Could you please give a detailed description of why not? I don't see
any here, except for a appreciable explanations of what Mathias did
good, and the tiny improvements made, simply skipping the bad/wrong
parts and the long way we have forward.
> So my vote today would be:
> 1. reaffirm Matthias as the python maintainer, but encourage him to take
> on comaintainers
Ah, so do nothing and be gone with it? without even force him to take
other guys in?
Sirs, this bug is *one year* old, and proposing to simply take no
action is kinda "surprising" to say the least (and not going into the
'strong words' area).
> And if the python package policy gets fixed and Matthias continues to be
> uncooperative towards the python module team regarding transitions,
Is there a time line for it? Speaking as a "downstream", who long
should we tolerate this? 2.5 and 2.6 transitions were a mess, 2.7 we
don't know since (strange ah?) he still didn't announce anything (and
not that he had not made it yet in ubuntu), god only knows for 3.x -
what else do you need to be convinced? I'm asking to understand what
is the limit for CTTE to take actions, or be convinced there's a
> there would be reason to consider him an unsuitable maintainer. But in the
> current situation I don't see any innocents and I don't see that hijacking
> the package will make things better.
see the first question in this email.
On Fri, Mar 4, 2011 at 23:48, Steve Langasek <firstname.lastname@example.org> wrote:
> When maintainers of related packages are unable to work together, that is a
> problem and something that the TC should be concerned about. But the notion
> that important packages with a single maintainer are "problems to be solved"
> is a specious one that is not worthy of the TC's consideration.
true, but in this case the current situation of a single maintainer
for python packages (in addition with the same person being the only
maintainer for several other packages, very important and complex, and
(on a side note) possibly poorly maintained) *is* relevant for this
> There are
> plenty of clever developers capable of picking up where the previous
> maintainer left off in the event of a "bus event", regardless of the package
> or the packaging helper in use, and I have yet to see any evidence that
> team-maintained packages are in better condition than non-team-maintained
> ones (and I have plenty of anecdotes to the contrary).

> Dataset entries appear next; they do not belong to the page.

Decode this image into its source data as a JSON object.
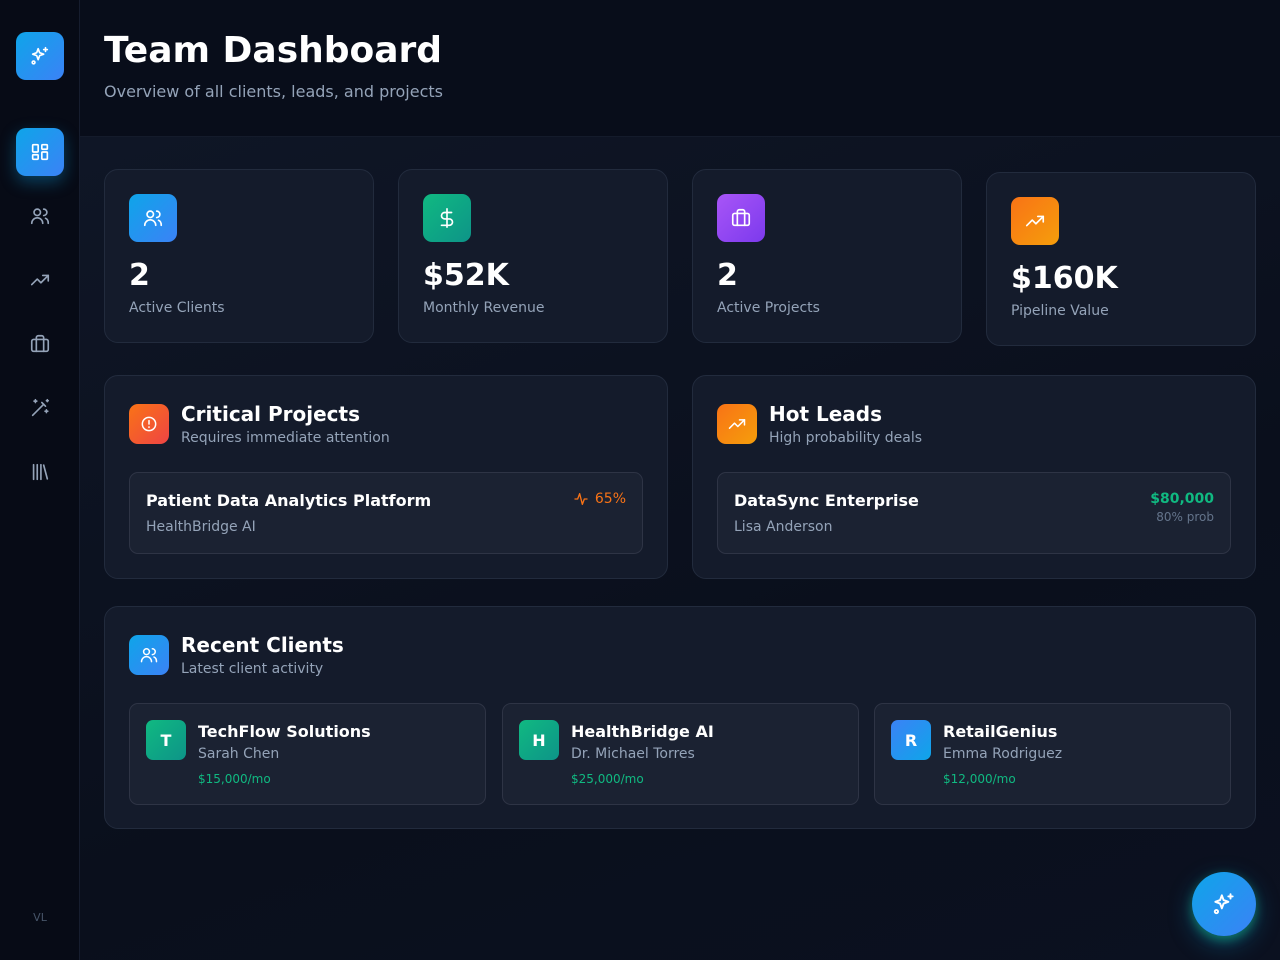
{
  "sidebar": {
    "logo_icon": "sparkles-icon",
    "nav": [
      {
        "name": "dashboard",
        "icon": "dashboard-icon",
        "active": true
      },
      {
        "name": "clients",
        "icon": "users-icon",
        "active": false
      },
      {
        "name": "leads",
        "icon": "trending-up-icon",
        "active": false
      },
      {
        "name": "projects",
        "icon": "briefcase-icon",
        "active": false
      },
      {
        "name": "ai-tools",
        "icon": "magic-wand-icon",
        "active": false
      },
      {
        "name": "library",
        "icon": "library-icon",
        "active": false
      }
    ],
    "footer": "VL"
  },
  "header": {
    "title": "Team Dashboard",
    "subtitle": "Overview of all clients, leads, and projects"
  },
  "stats": [
    {
      "value": "2",
      "label": "Active Clients",
      "icon": "users-icon",
      "color": "#0ea5e9"
    },
    {
      "value": "$52K",
      "label": "Monthly Revenue",
      "icon": "dollar-icon",
      "color": "#10b981"
    },
    {
      "value": "2",
      "label": "Active Projects",
      "icon": "briefcase-icon",
      "color": "#8b5cf6"
    },
    {
      "value": "$160K",
      "label": "Pipeline Value",
      "icon": "trending-up-icon",
      "color": "#f97316"
    }
  ],
  "critical_projects": {
    "title": "Critical Projects",
    "subtitle": "Requires immediate attention",
    "items": [
      {
        "name": "Patient Data Analytics Platform",
        "client": "HealthBridge AI",
        "progress": "65%"
      }
    ]
  },
  "hot_leads": {
    "title": "Hot Leads",
    "subtitle": "High probability deals",
    "items": [
      {
        "name": "DataSync Enterprise",
        "contact": "Lisa Anderson",
        "value": "$80,000",
        "probability": "80% prob"
      }
    ]
  },
  "recent_clients": {
    "title": "Recent Clients",
    "subtitle": "Latest client activity",
    "items": [
      {
        "initial": "T",
        "name": "TechFlow Solutions",
        "contact": "Sarah Chen",
        "revenue": "$15,000/mo",
        "color": "#10b981"
      },
      {
        "initial": "H",
        "name": "HealthBridge AI",
        "contact": "Dr. Michael Torres",
        "revenue": "$25,000/mo",
        "color": "#10b981"
      },
      {
        "initial": "R",
        "name": "RetailGenius",
        "contact": "Emma Rodriguez",
        "revenue": "$12,000/mo",
        "color": "#3b82f6"
      }
    ]
  },
  "colors": {
    "accent": "#0ea5e9",
    "success": "#10b981",
    "warning": "#f97316",
    "purple": "#8b5cf6"
  }
}
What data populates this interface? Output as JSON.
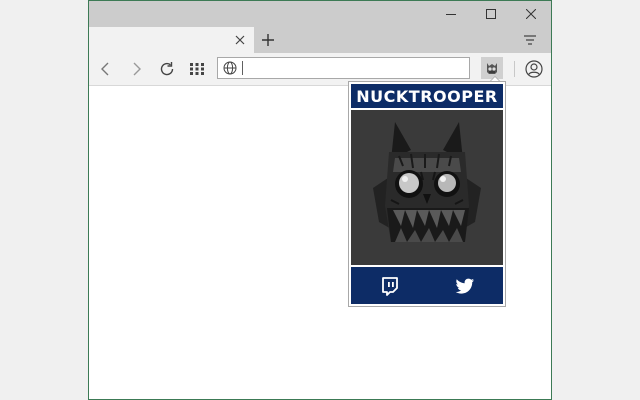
{
  "browser": {
    "address": {
      "value": "",
      "placeholder": ""
    }
  },
  "extension_popup": {
    "title": "NUCKTROOPER",
    "art_icon": "skull-mask-icon",
    "links": [
      {
        "name": "twitch",
        "icon": "twitch-icon"
      },
      {
        "name": "twitter",
        "icon": "twitter-bird-icon"
      }
    ]
  },
  "colors": {
    "popup_accent": "#0d2c66",
    "art_background": "#3a3a3a",
    "chrome_gray": "#cccccc",
    "toolbar_gray": "#f2f2f2"
  }
}
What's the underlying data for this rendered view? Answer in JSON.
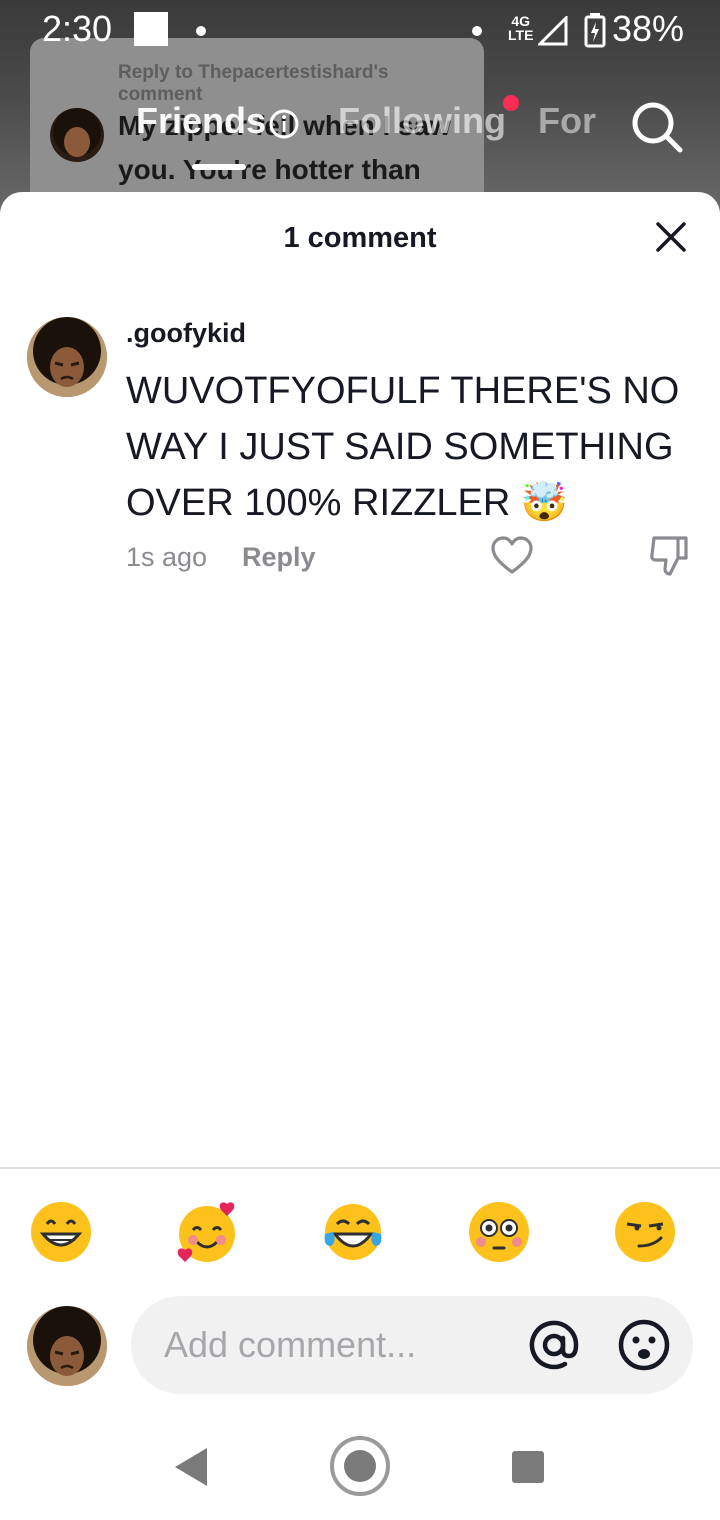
{
  "status_bar": {
    "time": "2:30",
    "network_top": "4G",
    "network_bottom": "LTE",
    "battery": "38%"
  },
  "background_video": {
    "reply_title": "Reply to Thepacertestishard's comment",
    "reply_text": "My zipper fell when I saw you. You're hotter than"
  },
  "top_nav": {
    "friends": "Friends",
    "following": "Following",
    "for_you": "For"
  },
  "sheet": {
    "title": "1 comment"
  },
  "comment": {
    "username": ".goofykid",
    "text": "WUVOTFYOFULF THERE'S NO WAY I JUST SAID SOMETHING OVER 100% RIZZLER 🤯",
    "time": "1s ago",
    "reply_label": "Reply"
  },
  "quick_emojis": [
    "grin",
    "smiling-hearts",
    "tears-of-joy",
    "flushed",
    "smirk"
  ],
  "composer": {
    "placeholder": "Add comment..."
  },
  "colors": {
    "accent_red": "#fe2c55",
    "text_primary": "#161823",
    "text_secondary": "#8a8b91",
    "input_bg": "#f1f1f2"
  }
}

So please be explicit and say those anecdotes, instead of just refer
to them in a vague way: we all want to hear facts, not empty
> Team maintenance is a reasonable practice to encourage, because in many

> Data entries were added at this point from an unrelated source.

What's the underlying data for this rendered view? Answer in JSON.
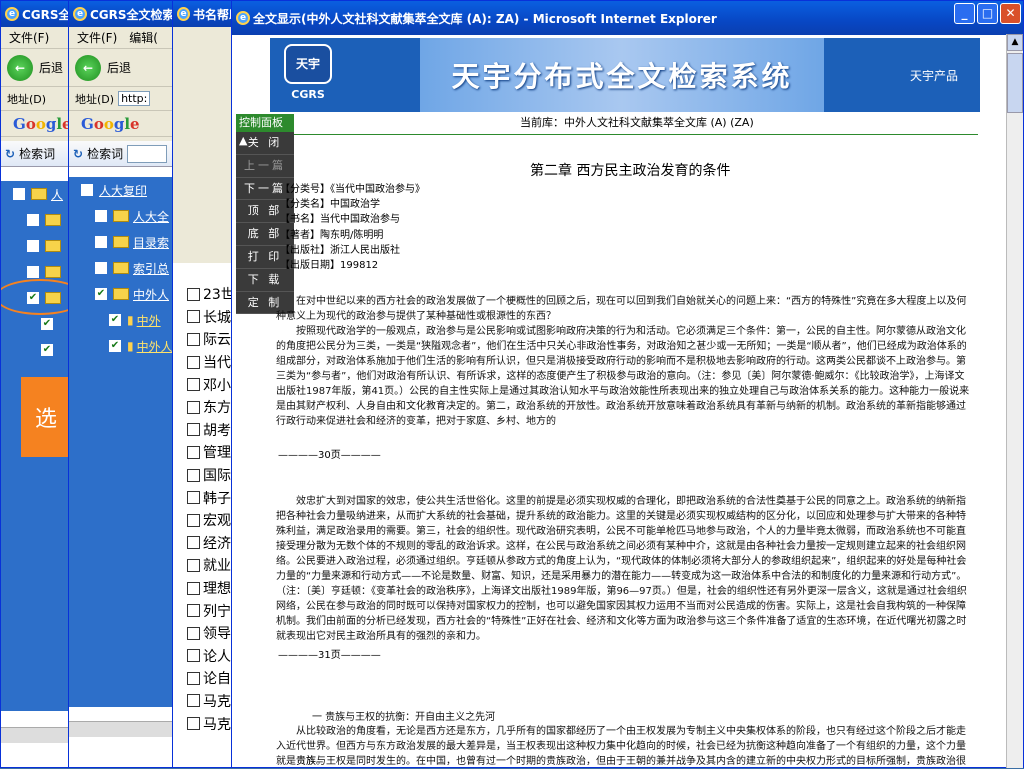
{
  "windows": [
    {
      "title": "CGRS全"
    },
    {
      "title": "CGRS全文检索"
    },
    {
      "title": "书名帮助"
    }
  ],
  "back_windows": {
    "menu_file_1": "文件(F)",
    "menu_file_2": "文件(F)",
    "menu_edit": "编辑(",
    "back_label": "后退",
    "back_label_2": "后退",
    "addr_label": "地址(D)",
    "addr_label_2": "地址(D)",
    "addr_value": "http:",
    "google_g": "G",
    "google_o1": "o",
    "google_o2": "o",
    "google_g2": "g",
    "google_l": "l",
    "google_e": "e",
    "search_label_1": "检索词",
    "search_label_2": "检索词"
  },
  "tree_left": [
    {
      "label": "人",
      "checked": false
    },
    {
      "label": "",
      "checked": false
    },
    {
      "label": "",
      "checked": false
    },
    {
      "label": "",
      "checked": false
    },
    {
      "label": "",
      "checked": true
    }
  ],
  "tree_right": [
    {
      "label": "人大复印"
    },
    {
      "label": "人大全"
    },
    {
      "label": "目录索"
    },
    {
      "label": "索引总"
    },
    {
      "label": "中外人"
    },
    {
      "label": "中外"
    },
    {
      "label": "中外人"
    }
  ],
  "orange_label": "选",
  "list_items": [
    "23世",
    "长城",
    "际云",
    "当代",
    "邓小",
    "东方",
    "胡考",
    "管理",
    "国际",
    "韩子",
    "宏观",
    "经济",
    "就业",
    "理想",
    "列宁",
    "领导",
    "论人",
    "论自",
    "马克",
    "马克"
  ],
  "main_window": {
    "title": "全文显示(中外人文社科文献集萃全文库 (A): ZA) - Microsoft Internet Explorer",
    "system_title": "天宇分布式全文检索系统",
    "logo_text": "天宇",
    "logo_sub": "CGRS",
    "product_label": "天宇产品",
    "current_db": "当前库：中外人文社科文献集萃全文库 (A) (ZA)",
    "control_panel": "控制面板",
    "buttons": [
      "关 闭",
      "上一篇",
      "下一篇",
      "顶 部",
      "底 部",
      "打 印",
      "下 载",
      "定 制"
    ],
    "chapter_title": "第二章  西方民主政治发育的条件",
    "meta": [
      "【分类号】《当代中国政治参与》",
      "【分类名】中国政治学",
      "【书名】当代中国政治参与",
      "【著者】陶东明/陈明明",
      "【出版社】浙江人民出版社",
      "【出版日期】199812"
    ],
    "para1": "在对中世纪以来的西方社会的政治发展做了一个梗概性的回顾之后，现在可以回到我们自始就关心的问题上来：“西方的特殊性”究竟在多大程度上以及何种意义上为现代的政治参与提供了某种基础性或根源性的东西？",
    "para2": "按照现代政治学的一般观点，政治参与是公民影响或试图影响政府决策的行为和活动。它必须满足三个条件：第一，公民的自主性。阿尔蒙德从政治文化的角度把公民分为三类，一类是“狭隘观念者”，他们在生活中只关心非政治性事务，对政治知之甚少或一无所知；一类是“顺从者”，他们已经成为政治体系的组成部分，对政治体系施加于他们生活的影响有所认识，但只是消极接受政府行动的影响而不是积极地去影响政府的行动。这两类公民都谈不上政治参与。第三类为“参与者”，他们对政治有所认识、有所诉求，这样的态度便产生了积极参与政治的意向。（注：参见〔美〕阿尔蒙德·鲍威尔：《比较政治学》，上海译文出版社1987年版，第41页。）公民的自主性实际上是通过其政治认知水平与政治效能性所表现出来的独立处理自己与政治体系关系的能力。这种能力一般说来是由其财产权利、人身自由和文化教育决定的。第二，政治系统的开放性。政治系统开放意味着政治系统具有革新与纳新的机制。政治系统的革新指能够通过行政行动来促进社会和经济的变革，把对于家庭、乡村、地方的",
    "page30": "————30页————",
    "para3": "效忠扩大到对国家的效忠，使公共生活世俗化。这里的前提是必须实现权威的合理化，即把政治系统的合法性奠基于公民的同意之上。政治系统的纳新指把各种社会力量吸纳进来，从而扩大系统的社会基础，提升系统的政治能力。这里的关键是必须实现权威结构的区分化，以回应和处理参与扩大带来的各种特殊利益，满足政治录用的需要。第三，社会的组织性。现代政治研究表明，公民不可能单枪匹马地参与政治，个人的力量毕竟太微弱，而政治系统也不可能直接受理分散为无数个体的不规则的零乱的政治诉求。这样，在公民与政治系统之间必须有某种中介，这就是由各种社会力量按一定规则建立起来的社会组织网络。公民要进入政治过程，必须通过组织。亨廷顿从参政方式的角度上认为，“现代政体的体制必须将大部分人的参政组织起来”，组织起来的好处是每种社会力量的“力量来源和行动方式——不论是数量、财富、知识，还是采用暴力的潜在能力——转变成为这一政治体系中合法的和制度化的力量来源和行动方式”。（注：〔美〕亨廷顿：《变革社会的政治秩序》，上海译文出版社1989年版，第96—97页。）但是，社会的组织性还有另外更深一层含义，这就是通过社会组织网络，公民在参与政治的同时既可以保持对国家权力的控制，也可以避免国家因其权力运用不当而对公民造成的伤害。实际上，这是社会自我构筑的一种保障机制。我们由前面的分析已经发现，西方社会的“特殊性”正好在社会、经济和文化等方面为政治参与这三个条件准备了适宜的生态环境，在近代曙光初露之时就表现出它对民主政治所具有的强烈的亲和力。",
    "page31": "————31页————",
    "subhead": "一  贵族与王权的抗衡：开自由主义之先河",
    "para4": "从比较政治的角度看，无论是西方还是东方，几乎所有的国家都经历了一个由王权发展为专制主义中央集权体系的阶段，也只有经过这个阶段之后才能走入近代世界。但西方与东方政治发展的最大差异是，当王权表现出这种权力集中化趋向的时候，社会已经为抗衡这种趋向准备了一个有组织的力量，这个力量就是贵族。",
    "para5": "贵族与王权是同时发生的。在中国，也曾有过一个时期的贵族政治，但由于王朝的兼并战争及其内含的建立新的中央权力形式的目标所强制，贵族政治很快就异化"
  }
}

> cases this will reduce the average turnaround on bugs;
so you say that python bugs are all handled in a timely fashion? or
are they left in the BTS until that python interpreter version is
removed and thus they will get closed without any
investigation/attentions? This has happened for 2.4, for a recent
> but that's not true
> in all cases, and treating this as a "problem to solve" maligns the enormous
> contributions of single maintainers to Debian over the years.
Ok, we now see that you think Matthias work has to be "venerated" no
matter what. Sorry, but I think that's simply not true. I encourage
you to look at  and tell me the "enormous contributions", for
example, in bug fixing/replying. You know that maintaining important
packages is just more that upload new upstream releases.
If you want to say that he takes the burden to maintain several
difficult packages, we can only ack that and thank him for it, but
saying "enormous contributions", against what's really happening is
simply biased and unfair.
But that's only a rebuttal to your implication, and it's (generally)
off-topic for the discussion at hand.
> The TC should
> concern itself here with ensuring that the python packages are well
which is not
> and the python ecosystem within Debian is healthy,
> /whatever maintenance structure works best for the developers involved/, and
> take no position on the essentially political question of team maintenance
> as a rule.
that's perfectly understandable. But how your proposal of "leave
things as they are" would fix the above problems?
Thanks for your time and interest on the matter,
Sandro Tosi (aka morph, morpheus, matrixhasu)
My website: http://matrixhasu.altervista.org/
Me at Debian: http://wiki.debian.org/SandroTosi